Indian and Chinese military commanders made progress in talks on Wednesday to defuse a standoff along their disputed border in the western Himalayas after pulling back some troops in confidence-building gestures, Indian government officials said.

Hundreds of soldiers have been ranged against each other in the remote snow desert of Ladakh since April in the most serious border flare-ups for years after Chinese patrols advanced into what India deems its side of the de facto border, Indian officials say. China claims the territory to be its own and has objected to the Indian construction of roads in the area.

The two sides made headway in their talks on Wednesday, officials in Delhi said, speaking on the condition of anonymity because of the sensitivity of the situation.




After weeks of tension including an incident in which patrolling soldiers from the two sides came to blows on the banks of Pangong Lake, resulting in injuries, friction has eased somewhat, one of the Indian officials said.

The two armies have since thinned out some forces in a positive signal but soldiers, tanks and other armoured carriers remained heavily deployed in the high-altitude region, the official said.

“There has been some kind of disengagement, there will be more talks to resolve this over the next days, it could be weeks even,” the official said. Another Indian official said the Chinese military had moved back some tents and vehicles from the forward areas but there was still a large presence.



China’s state-run Global Times quoted Foreign Ministry spokeswoman Hua Chunying as saying the two countries were communicating through diplomatic and military channels over issues concerning the border and that a “positive consensus” has been reached. It did not elaborate.

India and China fought a brief border war in 1962 and have not been able to settle their border despite two decades of talks.

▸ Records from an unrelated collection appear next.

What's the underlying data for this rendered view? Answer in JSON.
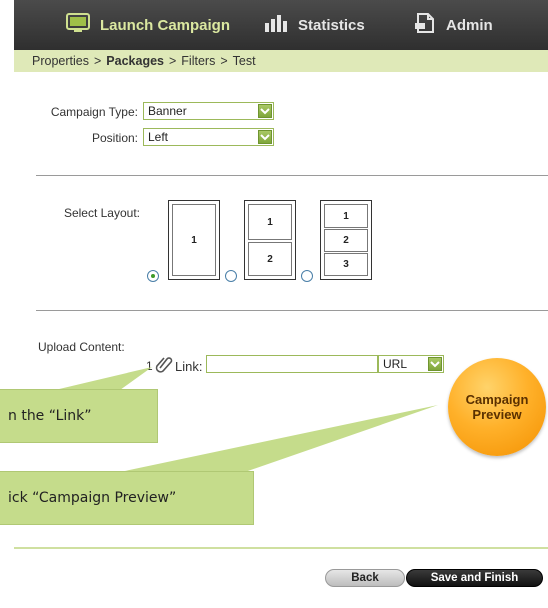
{
  "nav": {
    "launch": "Launch Campaign",
    "statistics": "Statistics",
    "admin": "Admin"
  },
  "breadcrumb": {
    "properties": "Properties",
    "packages": "Packages",
    "filters": "Filters",
    "test": "Test",
    "sep": ">"
  },
  "form": {
    "campaign_type_label": "Campaign Type:",
    "campaign_type_value": "Banner",
    "position_label": "Position:",
    "position_value": "Left",
    "select_layout_label": "Select Layout:",
    "upload_content_label": "Upload Content:",
    "upload_index": "1",
    "link_label": "Link:",
    "link_value": "",
    "link_type_value": "URL"
  },
  "layouts": {
    "one": [
      "1"
    ],
    "two": [
      "1",
      "2"
    ],
    "three": [
      "1",
      "2",
      "3"
    ]
  },
  "tips": {
    "tip1": "n the “Link”",
    "tip2": "ick “Campaign Preview”"
  },
  "preview": {
    "line1": "Campaign",
    "line2": "Preview"
  },
  "buttons": {
    "back": "Back",
    "finish": "Save and Finish"
  },
  "colors": {
    "accent_green": "#c5dc8b",
    "nav_bg": "#3a3a3a",
    "preview_orange": "#ffb12a"
  }
}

Both claim thousands of kilometres of territory and patrols along the undemarcated Line of Actual Control – the de-facto border – often run into each other, leading to tensions.